+++ Data section +++
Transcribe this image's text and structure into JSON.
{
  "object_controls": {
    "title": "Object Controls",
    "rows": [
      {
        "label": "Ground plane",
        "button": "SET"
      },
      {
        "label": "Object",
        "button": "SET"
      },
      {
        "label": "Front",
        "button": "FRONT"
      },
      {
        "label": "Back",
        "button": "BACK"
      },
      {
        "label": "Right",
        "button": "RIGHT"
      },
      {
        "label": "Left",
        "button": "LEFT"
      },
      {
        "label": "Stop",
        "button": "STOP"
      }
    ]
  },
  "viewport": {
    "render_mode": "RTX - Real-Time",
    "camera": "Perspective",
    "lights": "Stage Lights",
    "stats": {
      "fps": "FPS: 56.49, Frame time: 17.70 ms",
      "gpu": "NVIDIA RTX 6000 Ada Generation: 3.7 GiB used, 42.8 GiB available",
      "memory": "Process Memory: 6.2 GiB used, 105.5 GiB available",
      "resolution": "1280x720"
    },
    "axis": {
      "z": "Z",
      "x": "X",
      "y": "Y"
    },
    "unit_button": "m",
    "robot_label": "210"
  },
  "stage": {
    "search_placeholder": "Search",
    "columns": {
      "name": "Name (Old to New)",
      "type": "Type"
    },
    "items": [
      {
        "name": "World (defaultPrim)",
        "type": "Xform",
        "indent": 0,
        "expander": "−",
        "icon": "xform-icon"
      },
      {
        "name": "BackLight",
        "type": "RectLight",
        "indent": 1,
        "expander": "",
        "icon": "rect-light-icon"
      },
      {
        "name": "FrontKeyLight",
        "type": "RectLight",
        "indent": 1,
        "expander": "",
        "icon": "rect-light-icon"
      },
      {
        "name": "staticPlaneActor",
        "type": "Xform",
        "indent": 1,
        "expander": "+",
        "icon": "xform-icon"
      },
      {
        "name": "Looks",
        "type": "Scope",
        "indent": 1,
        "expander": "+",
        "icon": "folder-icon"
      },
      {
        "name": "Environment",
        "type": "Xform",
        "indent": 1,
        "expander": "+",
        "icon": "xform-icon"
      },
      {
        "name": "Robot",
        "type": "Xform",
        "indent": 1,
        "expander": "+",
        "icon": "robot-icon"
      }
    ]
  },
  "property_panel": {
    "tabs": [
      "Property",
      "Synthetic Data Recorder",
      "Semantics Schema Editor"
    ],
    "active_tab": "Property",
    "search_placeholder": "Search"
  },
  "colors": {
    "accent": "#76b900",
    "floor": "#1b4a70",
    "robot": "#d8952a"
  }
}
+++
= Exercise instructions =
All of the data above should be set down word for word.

= Response below =
Transcribe this image's text and structure into JSON.
{
  "object_controls": {
    "title": "Object Controls",
    "rows": [
      {
        "label": "Ground plane",
        "button": "SET"
      },
      {
        "label": "Object",
        "button": "SET"
      },
      {
        "label": "Front",
        "button": "FRONT"
      },
      {
        "label": "Back",
        "button": "BACK"
      },
      {
        "label": "Right",
        "button": "RIGHT"
      },
      {
        "label": "Left",
        "button": "LEFT"
      },
      {
        "label": "Stop",
        "button": "STOP"
      }
    ]
  },
  "viewport": {
    "render_mode": "RTX - Real-Time",
    "camera": "Perspective",
    "lights": "Stage Lights",
    "stats": {
      "fps": "FPS: 56.49, Frame time: 17.70 ms",
      "gpu": "NVIDIA RTX 6000 Ada Generation: 3.7 GiB used, 42.8 GiB available",
      "memory": "Process Memory: 6.2 GiB used, 105.5 GiB available",
      "resolution": "1280x720"
    },
    "axis": {
      "z": "Z",
      "x": "X",
      "y": "Y"
    },
    "unit_button": "m",
    "robot_label": "210"
  },
  "stage": {
    "search_placeholder": "Search",
    "columns": {
      "name": "Name (Old to New)",
      "type": "Type"
    },
    "items": [
      {
        "name": "World (defaultPrim)",
        "type": "Xform",
        "indent": 0,
        "expander": "−",
        "icon": "xform-icon"
      },
      {
        "name": "BackLight",
        "type": "RectLight",
        "indent": 1,
        "expander": "",
        "icon": "rect-light-icon"
      },
      {
        "name": "FrontKeyLight",
        "type": "RectLight",
        "indent": 1,
        "expander": "",
        "icon": "rect-light-icon"
      },
      {
        "name": "staticPlaneActor",
        "type": "Xform",
        "indent": 1,
        "expander": "+",
        "icon": "xform-icon"
      },
      {
        "name": "Looks",
        "type": "Scope",
        "indent": 1,
        "expander": "+",
        "icon": "folder-icon"
      },
      {
        "name": "Environment",
        "type": "Xform",
        "indent": 1,
        "expander": "+",
        "icon": "xform-icon"
      },
      {
        "name": "Robot",
        "type": "Xform",
        "indent": 1,
        "expander": "+",
        "icon": "robot-icon"
      }
    ]
  },
  "property_panel": {
    "tabs": [
      "Property",
      "Synthetic Data Recorder",
      "Semantics Schema Editor"
    ],
    "active_tab": "Property",
    "search_placeholder": "Search"
  },
  "colors": {
    "accent": "#76b900",
    "floor": "#1b4a70",
    "robot": "#d8952a"
  }
}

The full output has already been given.